This is how we imagine he wants it to end, on his shield, his weapons at hand, still holding himself up despite the blood pouring out of a visible stomach wound. That’s why the statue was a mandatory stop on the Grand Tour for people like Byron, who described the Dying Gaul:
He leans upon his hand — his manly brow
Consents to death, but conquers agony,
Do it like this. The Dying Gaul is training, preparation for our own death, a model. Probably not a very useful one, but you take what you can get.
When it comes to preparation for end of life, or acceptance of mortality, or however you want to say it — there isn’t much training to get outside of joining a religion. Secular authorities like Doctors are trained only to combat death, rarely to accept or prepare for it. Psychologists and counselors receive almost no therapeutic training in death as it relates to individuals or to family systems.
I started making up a training for myself in 2007 after I helped my Mom die. I’ve been working on it ever since, informed by life experiences like cancer, chemo, years of hospice volunteer caregiving for Kaiser and Zen Hospice Project, and frequent workshops with health care professionals and students.
I also have a Black Belt in Teaching and Learning. I like it doing it face-to-face irl, online, or in virtual worlds. I think webinars are a sweet spot, overcoming the barriers of being together while remaining easy and accessible to many, but of course not all, people.
Webinars are the learning environment of our time and the risks and fears of death are always the central feature of any pandemic.

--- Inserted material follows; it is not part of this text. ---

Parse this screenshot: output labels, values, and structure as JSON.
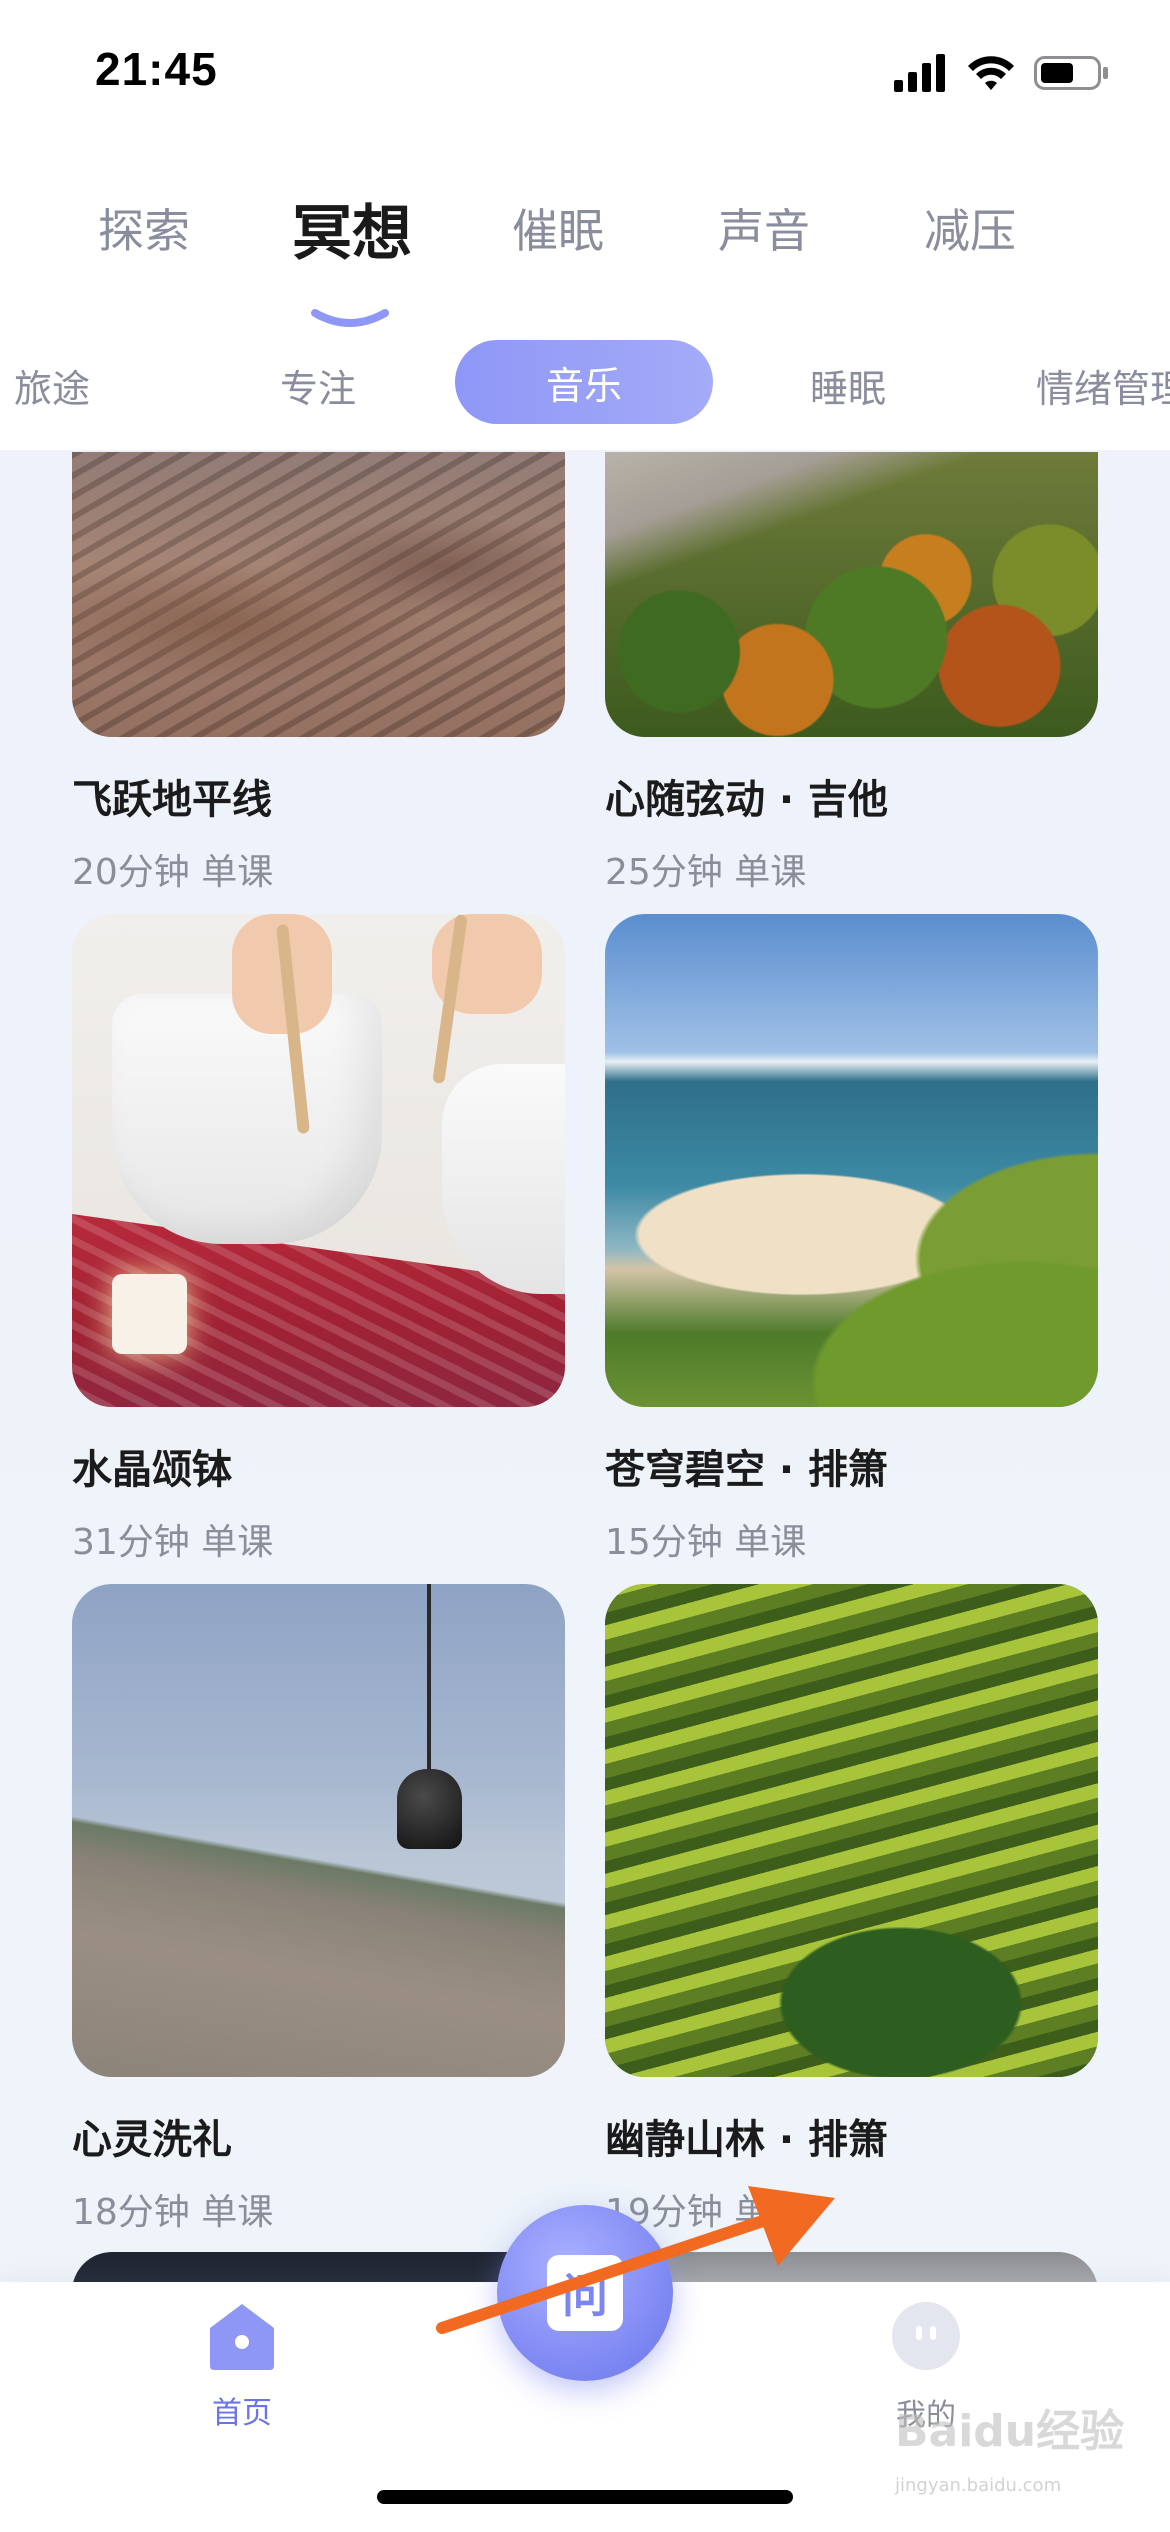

An Instructional Design for Dying brings psychological and practical preparation for end of life to your laptop or phone as an eight-part webinar series I am offering with Renegade University.
September 22 — November 10th
8:30 PM East/5:30 PM Pacific
Sessions will run 2 - 2.5 hours.
Attendees can choose to share their name, video or audio, during the live sessions or watch anonymously.
This is just the beginning. Virtual environments provide simulation and deep immersion opportunities that are not possible in any other medium, including so-called real life.
We are leading death events in VR now and have been throughout the pandemic. The best teaching and learning platform is all platforms combined without restriction. That is how we will be engaging with death together as we renew our relationship with nature and each other.
Learn more about An Instructional Design for Dying with Renegade University here